Since its inception, 15 guest countries have participated in AE with a total of some 2000 aircraft (admittedly, mainly from the Turkish Air Force) flying over 25,000 sorties.
Those of you living in Tel Aviv may hear a rustle in your hedgerow morning and evening, actually it’s usually a pair of these, Royal Air Force Typhoons heading for some patrolling east of us. Four were present at Konya (only one broke down when we were there)
AE consists of three basic missions;
OCA ( Offensive counterair) the suppression of an enemy’s military air power, primarily through ground attacks targeting enemy air bases: disabling or destroying parked aircraft, runways, fuel facilities, hangars, air traffic control facilities and other aviation infrastructure.
DCA (defensive counterair) defensive measures designed to detect, identify, intercept, and destroy or negate enemy forces attempting to attack or penetrate the friendly air environment.
SEAD (Suppression of enemy air defenses) is defined as military action that neutralizes, destroys, or temporarily degrades surface-based enemy air defenses by destructive and/or disruptive means.
The “conformal” fuel tanks on this TAF F-16D look remarkably similar to those manufactured in Israel for our Sufa F-16Is and all F-16 export customers. Remarkable.
Thus, many military platforms, munitions, and processes contribute to SEAD, including reconnaissance and surveillance, stand-off jamming, employment of air-to-surface munitions, and electronic and infrared (IR) countermeasures.

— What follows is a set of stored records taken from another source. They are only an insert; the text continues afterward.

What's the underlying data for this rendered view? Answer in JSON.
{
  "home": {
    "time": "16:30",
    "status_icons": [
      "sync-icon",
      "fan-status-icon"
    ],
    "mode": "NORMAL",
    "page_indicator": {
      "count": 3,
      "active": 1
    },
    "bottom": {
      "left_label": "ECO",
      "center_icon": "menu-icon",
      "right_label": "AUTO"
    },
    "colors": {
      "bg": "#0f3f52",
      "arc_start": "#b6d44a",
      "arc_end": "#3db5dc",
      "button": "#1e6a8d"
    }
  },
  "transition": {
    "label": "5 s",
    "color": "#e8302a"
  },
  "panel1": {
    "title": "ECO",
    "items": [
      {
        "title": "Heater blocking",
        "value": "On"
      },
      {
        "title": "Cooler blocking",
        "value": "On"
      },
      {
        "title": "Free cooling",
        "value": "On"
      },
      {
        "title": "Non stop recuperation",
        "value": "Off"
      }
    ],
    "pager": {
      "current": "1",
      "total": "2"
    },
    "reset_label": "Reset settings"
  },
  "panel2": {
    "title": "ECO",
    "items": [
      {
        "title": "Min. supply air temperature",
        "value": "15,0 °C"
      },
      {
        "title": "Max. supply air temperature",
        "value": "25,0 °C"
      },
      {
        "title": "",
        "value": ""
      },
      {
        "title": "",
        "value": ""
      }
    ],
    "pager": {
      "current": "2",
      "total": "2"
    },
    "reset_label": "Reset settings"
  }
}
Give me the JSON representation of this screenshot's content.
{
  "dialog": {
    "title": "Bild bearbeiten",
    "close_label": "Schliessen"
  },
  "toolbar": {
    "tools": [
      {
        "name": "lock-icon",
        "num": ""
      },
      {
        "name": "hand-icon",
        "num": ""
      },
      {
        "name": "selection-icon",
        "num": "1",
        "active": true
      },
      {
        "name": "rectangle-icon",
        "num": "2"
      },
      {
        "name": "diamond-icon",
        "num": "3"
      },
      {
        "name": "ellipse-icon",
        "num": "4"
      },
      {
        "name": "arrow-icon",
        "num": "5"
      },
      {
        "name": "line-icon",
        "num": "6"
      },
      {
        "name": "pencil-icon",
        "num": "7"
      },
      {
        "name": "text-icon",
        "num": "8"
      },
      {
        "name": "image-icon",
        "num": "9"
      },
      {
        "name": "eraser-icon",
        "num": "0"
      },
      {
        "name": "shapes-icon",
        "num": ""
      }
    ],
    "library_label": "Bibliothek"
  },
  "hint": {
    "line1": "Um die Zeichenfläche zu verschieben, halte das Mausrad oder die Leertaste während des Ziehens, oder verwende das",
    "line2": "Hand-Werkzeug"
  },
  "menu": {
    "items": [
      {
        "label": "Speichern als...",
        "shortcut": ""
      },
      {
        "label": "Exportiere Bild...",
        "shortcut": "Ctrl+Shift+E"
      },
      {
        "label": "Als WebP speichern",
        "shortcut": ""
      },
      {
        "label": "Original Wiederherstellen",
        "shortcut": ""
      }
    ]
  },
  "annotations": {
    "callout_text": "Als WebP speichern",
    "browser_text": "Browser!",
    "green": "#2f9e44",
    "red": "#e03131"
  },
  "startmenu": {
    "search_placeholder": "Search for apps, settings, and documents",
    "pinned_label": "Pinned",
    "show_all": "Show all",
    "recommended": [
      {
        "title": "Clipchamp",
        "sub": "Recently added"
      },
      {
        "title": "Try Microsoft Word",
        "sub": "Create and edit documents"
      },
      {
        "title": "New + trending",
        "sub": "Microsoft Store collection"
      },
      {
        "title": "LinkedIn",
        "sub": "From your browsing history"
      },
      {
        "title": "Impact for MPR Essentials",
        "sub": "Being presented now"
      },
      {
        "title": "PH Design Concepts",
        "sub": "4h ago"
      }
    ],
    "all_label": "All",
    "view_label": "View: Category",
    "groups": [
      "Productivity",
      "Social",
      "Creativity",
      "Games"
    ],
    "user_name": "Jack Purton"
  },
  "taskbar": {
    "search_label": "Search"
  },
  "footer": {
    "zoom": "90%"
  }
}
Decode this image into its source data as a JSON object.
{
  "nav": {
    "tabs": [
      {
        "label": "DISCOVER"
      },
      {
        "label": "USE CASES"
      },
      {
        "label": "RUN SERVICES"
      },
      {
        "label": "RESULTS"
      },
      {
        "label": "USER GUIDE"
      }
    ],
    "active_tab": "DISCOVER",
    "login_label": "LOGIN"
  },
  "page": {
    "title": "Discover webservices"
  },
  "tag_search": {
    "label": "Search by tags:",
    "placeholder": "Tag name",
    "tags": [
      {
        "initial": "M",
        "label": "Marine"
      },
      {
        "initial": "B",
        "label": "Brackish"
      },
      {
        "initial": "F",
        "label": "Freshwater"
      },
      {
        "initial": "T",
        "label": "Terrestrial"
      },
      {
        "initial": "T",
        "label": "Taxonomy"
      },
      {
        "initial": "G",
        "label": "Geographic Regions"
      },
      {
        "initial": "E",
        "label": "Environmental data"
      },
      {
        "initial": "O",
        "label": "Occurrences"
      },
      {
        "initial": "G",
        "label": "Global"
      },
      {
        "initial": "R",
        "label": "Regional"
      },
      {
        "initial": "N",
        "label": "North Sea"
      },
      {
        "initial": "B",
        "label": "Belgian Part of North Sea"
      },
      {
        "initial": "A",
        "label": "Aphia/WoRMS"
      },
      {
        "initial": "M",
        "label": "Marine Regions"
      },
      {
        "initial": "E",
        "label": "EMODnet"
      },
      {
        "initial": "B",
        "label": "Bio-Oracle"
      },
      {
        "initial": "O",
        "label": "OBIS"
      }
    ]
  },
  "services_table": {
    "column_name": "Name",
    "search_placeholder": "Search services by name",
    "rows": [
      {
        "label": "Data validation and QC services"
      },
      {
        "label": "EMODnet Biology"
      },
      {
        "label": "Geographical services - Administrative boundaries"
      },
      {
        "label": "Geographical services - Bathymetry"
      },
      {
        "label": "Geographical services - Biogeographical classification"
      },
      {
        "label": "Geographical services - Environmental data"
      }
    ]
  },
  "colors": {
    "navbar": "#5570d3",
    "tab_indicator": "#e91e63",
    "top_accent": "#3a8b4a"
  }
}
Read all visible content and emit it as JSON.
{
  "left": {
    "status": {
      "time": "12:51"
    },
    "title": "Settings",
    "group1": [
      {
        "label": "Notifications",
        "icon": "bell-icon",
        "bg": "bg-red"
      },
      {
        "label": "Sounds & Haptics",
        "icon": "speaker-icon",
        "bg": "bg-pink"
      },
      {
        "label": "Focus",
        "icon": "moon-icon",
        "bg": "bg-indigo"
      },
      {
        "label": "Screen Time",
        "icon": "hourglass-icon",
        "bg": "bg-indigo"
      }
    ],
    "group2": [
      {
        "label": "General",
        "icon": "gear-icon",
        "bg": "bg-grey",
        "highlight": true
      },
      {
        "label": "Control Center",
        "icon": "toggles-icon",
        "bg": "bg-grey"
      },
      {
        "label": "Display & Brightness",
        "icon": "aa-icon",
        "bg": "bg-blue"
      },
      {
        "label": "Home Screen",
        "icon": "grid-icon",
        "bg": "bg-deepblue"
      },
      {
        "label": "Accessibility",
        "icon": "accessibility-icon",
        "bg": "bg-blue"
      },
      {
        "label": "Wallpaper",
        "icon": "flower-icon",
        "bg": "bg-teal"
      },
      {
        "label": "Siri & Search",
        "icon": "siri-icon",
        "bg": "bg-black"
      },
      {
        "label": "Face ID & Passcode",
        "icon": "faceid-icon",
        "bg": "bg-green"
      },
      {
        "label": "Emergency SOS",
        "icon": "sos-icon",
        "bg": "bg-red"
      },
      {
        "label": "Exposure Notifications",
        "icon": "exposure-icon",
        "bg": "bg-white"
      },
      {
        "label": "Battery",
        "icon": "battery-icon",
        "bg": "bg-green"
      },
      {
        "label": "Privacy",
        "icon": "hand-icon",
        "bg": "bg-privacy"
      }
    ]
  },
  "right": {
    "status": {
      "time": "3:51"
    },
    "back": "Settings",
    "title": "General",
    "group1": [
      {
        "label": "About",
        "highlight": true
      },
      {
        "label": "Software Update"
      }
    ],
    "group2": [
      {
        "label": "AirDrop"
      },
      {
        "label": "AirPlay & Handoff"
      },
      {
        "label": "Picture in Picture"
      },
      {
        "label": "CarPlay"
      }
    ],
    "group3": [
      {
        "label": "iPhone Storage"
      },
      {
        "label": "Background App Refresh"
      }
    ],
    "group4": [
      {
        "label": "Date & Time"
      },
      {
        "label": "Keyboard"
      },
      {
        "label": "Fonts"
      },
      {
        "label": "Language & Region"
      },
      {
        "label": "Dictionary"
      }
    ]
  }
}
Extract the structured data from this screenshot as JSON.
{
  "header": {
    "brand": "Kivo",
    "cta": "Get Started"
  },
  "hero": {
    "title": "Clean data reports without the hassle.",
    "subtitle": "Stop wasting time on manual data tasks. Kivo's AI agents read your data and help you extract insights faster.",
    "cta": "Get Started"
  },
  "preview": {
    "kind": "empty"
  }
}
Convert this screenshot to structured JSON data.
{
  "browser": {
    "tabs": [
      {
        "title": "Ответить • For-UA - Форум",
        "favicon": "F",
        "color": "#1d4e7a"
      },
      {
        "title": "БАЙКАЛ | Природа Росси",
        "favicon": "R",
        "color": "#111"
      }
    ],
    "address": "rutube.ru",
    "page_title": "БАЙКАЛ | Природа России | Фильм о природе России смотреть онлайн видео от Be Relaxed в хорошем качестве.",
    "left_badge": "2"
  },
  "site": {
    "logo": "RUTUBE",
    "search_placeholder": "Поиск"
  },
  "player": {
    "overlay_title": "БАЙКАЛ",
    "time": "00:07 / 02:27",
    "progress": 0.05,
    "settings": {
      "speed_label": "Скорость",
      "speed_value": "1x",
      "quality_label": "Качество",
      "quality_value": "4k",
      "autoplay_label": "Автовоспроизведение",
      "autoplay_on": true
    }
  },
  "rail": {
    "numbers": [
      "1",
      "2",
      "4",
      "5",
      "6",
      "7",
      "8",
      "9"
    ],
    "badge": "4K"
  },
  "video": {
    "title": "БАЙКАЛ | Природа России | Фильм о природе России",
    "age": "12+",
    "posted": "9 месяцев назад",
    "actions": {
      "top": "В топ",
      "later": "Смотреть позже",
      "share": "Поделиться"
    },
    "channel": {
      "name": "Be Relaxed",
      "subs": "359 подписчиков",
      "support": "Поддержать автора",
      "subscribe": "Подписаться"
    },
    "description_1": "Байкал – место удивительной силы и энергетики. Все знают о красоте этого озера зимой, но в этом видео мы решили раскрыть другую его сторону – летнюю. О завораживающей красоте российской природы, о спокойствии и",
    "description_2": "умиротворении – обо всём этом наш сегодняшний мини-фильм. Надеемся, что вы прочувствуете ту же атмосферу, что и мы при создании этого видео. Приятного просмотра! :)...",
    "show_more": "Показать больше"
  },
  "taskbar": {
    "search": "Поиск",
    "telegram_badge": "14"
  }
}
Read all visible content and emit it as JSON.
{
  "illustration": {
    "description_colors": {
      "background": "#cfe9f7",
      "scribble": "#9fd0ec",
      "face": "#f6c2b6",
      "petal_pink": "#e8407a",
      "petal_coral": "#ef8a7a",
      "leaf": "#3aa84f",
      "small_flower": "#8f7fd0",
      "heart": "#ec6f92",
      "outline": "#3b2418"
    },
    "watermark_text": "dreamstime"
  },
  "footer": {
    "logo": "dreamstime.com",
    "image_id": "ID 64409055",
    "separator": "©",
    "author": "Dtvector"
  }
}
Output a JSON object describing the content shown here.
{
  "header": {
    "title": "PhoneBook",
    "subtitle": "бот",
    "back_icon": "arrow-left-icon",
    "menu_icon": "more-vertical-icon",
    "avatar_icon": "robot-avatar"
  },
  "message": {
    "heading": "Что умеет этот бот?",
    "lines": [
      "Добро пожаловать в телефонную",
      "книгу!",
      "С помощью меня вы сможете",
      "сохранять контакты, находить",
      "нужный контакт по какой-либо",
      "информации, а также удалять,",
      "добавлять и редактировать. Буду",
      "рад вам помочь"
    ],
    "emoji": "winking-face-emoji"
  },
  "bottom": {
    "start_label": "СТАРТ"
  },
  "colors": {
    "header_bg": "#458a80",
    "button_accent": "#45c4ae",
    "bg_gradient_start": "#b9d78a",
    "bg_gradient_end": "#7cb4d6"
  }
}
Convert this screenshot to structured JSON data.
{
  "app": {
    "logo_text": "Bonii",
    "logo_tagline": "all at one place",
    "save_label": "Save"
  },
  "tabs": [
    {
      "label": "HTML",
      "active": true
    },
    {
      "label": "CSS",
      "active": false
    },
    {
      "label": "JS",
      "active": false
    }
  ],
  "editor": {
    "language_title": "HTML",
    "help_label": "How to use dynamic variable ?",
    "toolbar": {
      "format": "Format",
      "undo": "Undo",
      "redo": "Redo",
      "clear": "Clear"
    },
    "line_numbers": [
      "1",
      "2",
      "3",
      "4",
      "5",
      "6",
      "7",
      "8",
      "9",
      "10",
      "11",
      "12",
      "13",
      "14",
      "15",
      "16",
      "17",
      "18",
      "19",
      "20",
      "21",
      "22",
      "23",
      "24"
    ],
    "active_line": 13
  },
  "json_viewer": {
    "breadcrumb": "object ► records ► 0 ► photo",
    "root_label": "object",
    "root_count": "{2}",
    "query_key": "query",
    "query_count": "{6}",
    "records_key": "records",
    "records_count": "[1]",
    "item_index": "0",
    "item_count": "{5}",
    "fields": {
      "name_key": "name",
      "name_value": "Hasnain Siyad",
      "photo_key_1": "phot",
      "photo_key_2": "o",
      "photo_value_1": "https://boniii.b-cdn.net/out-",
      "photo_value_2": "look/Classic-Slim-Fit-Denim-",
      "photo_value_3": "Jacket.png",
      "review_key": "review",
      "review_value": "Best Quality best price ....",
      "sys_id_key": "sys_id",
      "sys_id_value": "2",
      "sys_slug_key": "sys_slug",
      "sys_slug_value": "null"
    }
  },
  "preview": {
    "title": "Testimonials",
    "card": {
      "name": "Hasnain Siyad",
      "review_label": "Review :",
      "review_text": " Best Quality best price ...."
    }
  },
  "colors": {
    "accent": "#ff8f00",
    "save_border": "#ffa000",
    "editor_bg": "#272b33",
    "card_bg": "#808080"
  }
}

The objectives of the exercise are to increase the operational training level of the pilots, air defense crews and ground personnel in a realistic operational environment. The multinational nature of the exercise also provides a forum for an exchange of ideas and doctrines, and afterwards, to take the lessons learned back to their home squadrons to improve tactics and procedures and raise operational effectiveness.
Obviously never seen at Blue Flag (well, not number1 squadon RJAF, by me, at least) but proudly displaying their colours is this elderly “Netz” formerly in use in the Royal Dutch Air Force
Starved of local multinational training, Israel began looking at the Blue Flag air force exercise which began a few years later at Ovda AFB, and today the Eastern Mediterranean is blessed with both the aforementioned exercises, plus the annual Iniochos meeting in Greece. Consequently, while Israel has changed horses to play with the Greeks, Turkey continues to host other local Air Forces; Qatar, Azerbaijan, Jordan (who of course have been at the last four Blue Flags, despite what Good King Abdullah II would have you believe), Pakistan, Saudi Arabia and a number of NATO members.
You can never have too many Phantom shots
With the IAF training recently in Cyprus undoubtedly these former friends are keeping a watching brief over each other and, when logic and proportion return to our leaders, foolishness and differing beliefs can be replaced by mutual trust and respect, and maybe Turkish F-16s will once again grace our southern Arava skies.
… because I was inverted…
Until then, this “blogger” will continue to visit our militarily strongest neighbour, enjoy great hospitality, cheap prices (did I already mention that) and uncrowded roads!